[REQUIREMENT]:
Among the entries that follow, find every line with the word "contact" and copy it.

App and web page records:
::::
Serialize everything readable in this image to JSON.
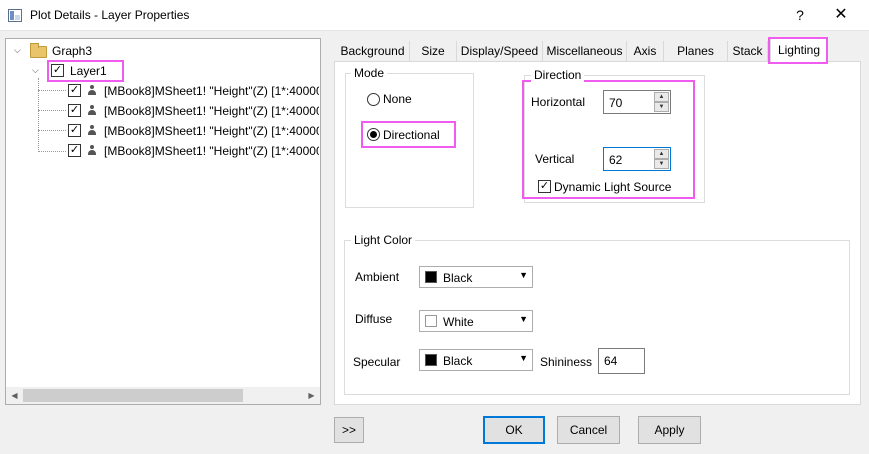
{
  "window": {
    "title": "Plot Details - Layer Properties",
    "help_label": "?",
    "close_label": "✕"
  },
  "tree": {
    "root": "Graph3",
    "layer": "Layer1",
    "plots": [
      "[MBook8]MSheet1! \"Height\"(Z) [1*:40000",
      "[MBook8]MSheet1! \"Height\"(Z) [1*:40000",
      "[MBook8]MSheet1! \"Height\"(Z) [1*:40000",
      "[MBook8]MSheet1! \"Height\"(Z) [1*:40000"
    ]
  },
  "tabs": [
    "Background",
    "Size",
    "Display/Speed",
    "Miscellaneous",
    "Axis",
    "Planes",
    "Stack",
    "Lighting"
  ],
  "active_tab": "Lighting",
  "mode": {
    "label": "Mode",
    "none_label": "None",
    "directional_label": "Directional",
    "selected": "Directional"
  },
  "direction": {
    "label": "Direction",
    "horizontal_label": "Horizontal",
    "horizontal_value": "70",
    "vertical_label": "Vertical",
    "vertical_value": "62",
    "dynamic_label": "Dynamic Light Source",
    "dynamic_checked": true
  },
  "light_color": {
    "label": "Light Color",
    "ambient_label": "Ambient",
    "ambient_value": "Black",
    "ambient_color": "#000000",
    "diffuse_label": "Diffuse",
    "diffuse_value": "White",
    "diffuse_color": "#ffffff",
    "specular_label": "Specular",
    "specular_value": "Black",
    "specular_color": "#000000",
    "shininess_label": "Shininess",
    "shininess_value": "64"
  },
  "buttons": {
    "expand": ">>",
    "ok": "OK",
    "cancel": "Cancel",
    "apply": "Apply"
  },
  "colors": {
    "highlight": "#f05cf0",
    "focus": "#0078d7"
  }
}
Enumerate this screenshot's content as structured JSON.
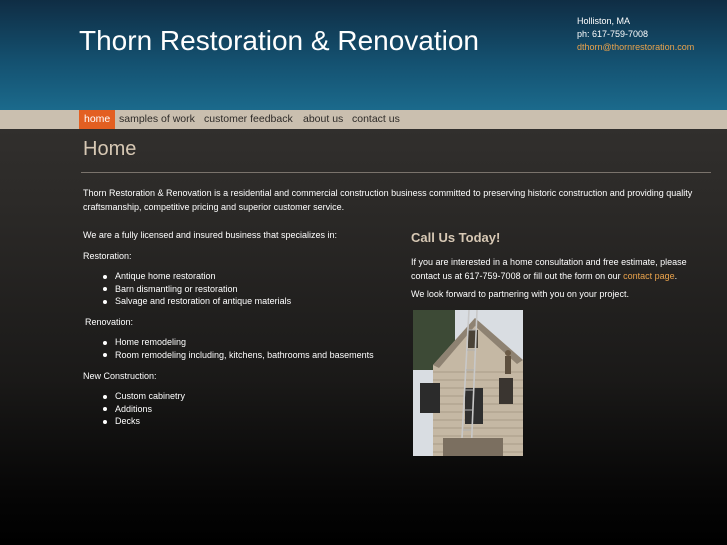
{
  "header": {
    "title": "Thorn Restoration & Renovation",
    "location": "Holliston, MA",
    "phone": "ph: 617-759-7008",
    "email": "dthorn@thornrestoration.com"
  },
  "nav": {
    "items": [
      {
        "label": "home",
        "active": true
      },
      {
        "label": "samples of work",
        "active": false
      },
      {
        "label": "customer feedback",
        "active": false
      },
      {
        "label": "about us",
        "active": false
      },
      {
        "label": "contact us",
        "active": false
      }
    ]
  },
  "main": {
    "page_title": "Home",
    "intro": "Thorn Restoration & Renovation is a residential and commercial construction business committed to preserving historic construction and providing quality craftsmanship, competitive pricing and superior customer service.",
    "licensed": "We are a fully licensed and insured business that specializes in:",
    "sections": [
      {
        "heading": "Restoration:",
        "items": [
          "Antique home restoration",
          "Barn dismantling or restoration",
          "Salvage and restoration of antique materials"
        ]
      },
      {
        "heading": "Renovation:",
        "items": [
          "Home remodeling",
          "Room remodeling including, kitchens, bathrooms and basements"
        ]
      },
      {
        "heading": "New Construction:",
        "items": [
          "Custom cabinetry",
          "Additions",
          "Decks"
        ]
      }
    ]
  },
  "call": {
    "title": "Call Us Today!",
    "text_before_link": "If you are interested in a home consultation and free estimate, please contact us at 617-759-7008 or fill out the form on our ",
    "link_text": "contact page",
    "text_after_link": ".",
    "look_forward": "We look forward to partnering with you on your project."
  },
  "colors": {
    "accent": "#e35f21",
    "link": "#e9a24c",
    "heading": "#d7c8b4",
    "nav_bg": "#cabfaf",
    "header_blue": "#1b6a8c"
  }
}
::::
[WRITTEN ANSWER]:
        "label": "contact us",
    "text_before_link": "If you are interested in a home consultation and free estimate, please contact us at 617-759-7008 or fill out the form on our ",
    "link_text": "contact page",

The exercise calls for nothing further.